The Big Ten reshaped its bowl lineup this spring, coming to agreements to play in the Pinstripe Bowl against the ACC, and the Holiday Bowl and Kraft Fight Hunger Bowl against the Pac-12 as of 2014. It can be difficult to keep track of which conference is playing which bowl right now, so we've put together a quick FAQ to try to get things settled.
What will the Big Ten's new bowl lineup look like?
Here's the lineup, courtesy of our Wisconsin blog, Bucky's 5th Quarter:
|5-7||Kraft Fight Hunger|
|TBD||A Detroit bowl|
|TBD||Heart of Dallas/Armed Forces|
|*In years in which the Rose doesn't host Playoff semifinals. The Big Ten will also share a spot in the Orange Bowl with the SEC and Notre Dame.|
|**The ACC and Big Ten will likely share spots in the Music City and Gator bowls|
Who will the Big Ten play against?
The Big Ten has exchanged bowl games against the Big 12 for games against the Pac-12 and ACC. The conference will also share tie-ins with the Gator Bowl and Music City Bowl with the ACC, allowing the two conferences to share the bids to those bowls.

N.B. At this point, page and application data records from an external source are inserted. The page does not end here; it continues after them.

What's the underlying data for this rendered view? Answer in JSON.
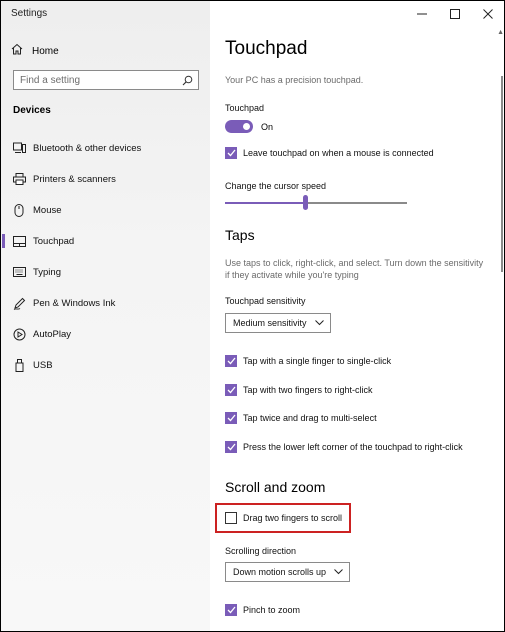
{
  "window": {
    "title": "Settings",
    "controls": {
      "minimize": "minimize-icon",
      "maximize": "maximize-icon",
      "close": "close-icon"
    }
  },
  "sidebar": {
    "home_label": "Home",
    "search_placeholder": "Find a setting",
    "section_title": "Devices",
    "items": [
      {
        "label": "Bluetooth & other devices",
        "icon": "bluetooth-devices-icon"
      },
      {
        "label": "Printers & scanners",
        "icon": "printer-icon"
      },
      {
        "label": "Mouse",
        "icon": "mouse-icon"
      },
      {
        "label": "Touchpad",
        "icon": "touchpad-icon",
        "active": true
      },
      {
        "label": "Typing",
        "icon": "keyboard-icon"
      },
      {
        "label": "Pen & Windows Ink",
        "icon": "pen-icon"
      },
      {
        "label": "AutoPlay",
        "icon": "autoplay-icon"
      },
      {
        "label": "USB",
        "icon": "usb-icon"
      }
    ]
  },
  "main": {
    "page_title": "Touchpad",
    "precision_text": "Your PC has a precision touchpad.",
    "touchpad_label": "Touchpad",
    "touchpad_toggle": {
      "state": "On",
      "on": true
    },
    "leave_on_checkbox": {
      "label": "Leave touchpad on when a mouse is connected",
      "checked": true
    },
    "cursor_speed": {
      "label": "Change the cursor speed",
      "value_fraction": 0.44
    },
    "taps": {
      "heading": "Taps",
      "description_line1": "Use taps to click, right-click, and select. Turn down the sensitivity",
      "description_line2": "if they activate while you're typing",
      "sensitivity_label": "Touchpad sensitivity",
      "sensitivity_value": "Medium sensitivity",
      "options": [
        {
          "label": "Tap with a single finger to single-click",
          "checked": true
        },
        {
          "label": "Tap with two fingers to right-click",
          "checked": true
        },
        {
          "label": "Tap twice and drag to multi-select",
          "checked": true
        },
        {
          "label": "Press the lower left corner of the touchpad to right-click",
          "checked": true
        }
      ]
    },
    "scroll_zoom": {
      "heading": "Scroll and zoom",
      "drag_two_fingers": {
        "label": "Drag two fingers to scroll",
        "checked": false
      },
      "direction_label": "Scrolling direction",
      "direction_value": "Down motion scrolls up",
      "pinch_to_zoom": {
        "label": "Pinch to zoom",
        "checked": true
      }
    }
  },
  "colors": {
    "accent": "#7a5cb8",
    "highlight": "#cc2222"
  }
}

With the new bowl games coming into the fold, the Big Ten is pulling out of the Buffalo Wild Wings Bowl and Meineke Car Care Bowl of Texas to make room.
The conference will adopt a tiered selection system, which will allow it more discretion in where teams are placed than the standard ranking system allowed. Those tiers, and the opposing conferences in those games:
- Rose (Pac-12/BCS)
- Capital One (SEC), Outback (SEC), Holiday (Pac-12)
- Gator/Music City (SEC), Kraft Fight Hunger (Pac-12), Pinstripe (ACC)
- Heart of Dallas/Armed Forces (Big 12), an unnamed Detroit bowl sponsored by the Detroit Lions (TBA)
Where the heck are all these bowl games?
California: Pasadena (Rose), San Diego (Holiday), San Francisco (Kraft Fight Hunger)
Florida: Tampa (Outback), Orlando (Capital One), Jacksonville (Gator)
Texas: Ft. Worth (Armed Forces), Dallas (Heart of Dallas (duh))
New York: The Bronx (Pinstripe)
Tennessee: Nashville (Music City)
Michigan: Detroit (unnamed)
The Holiday Bowl. Kent C. Horner, Getty.
Why did the lineup change?
Because the Big Ten is scared of the SEC ha ha ha Outside of the Rose Bowl, the Big Ten has used Florida as its primary bowl game destination for decades, and things had just gotten a bit stale. You can go to the same place only so many times before a shakeup is necessary. The conference has a good relationship with the Pac-12, so it makes sense that it would try to get more bowl games out on the West Coast.
The deal with the Pinstripe Bowl makes sense along similar lines. Jim Delany and company are making a play for the ever-elusive New York City college football eyeballs by bringing in Rutgers, and a yearly bowl game in Yankee Stadium is another way to get the brand in front of people -- literally, as the deal includes adding Big Ten branding to the park.
Could this have an impact on recruiting?
I mean, maybe? There's a huge amount of talent on the West Coast, and getting additional opportunities to play games in front of it doesn't hurt. However, I'm not sure this will have a recognizable impact on recruiting. If a kid from California wants to play games in front of his friends and family, I doubt that one or two possible bowl games will be enough to get him to consider going east for college. Exposure is a good thing, but this probably won't present a large enough sample to really change minds.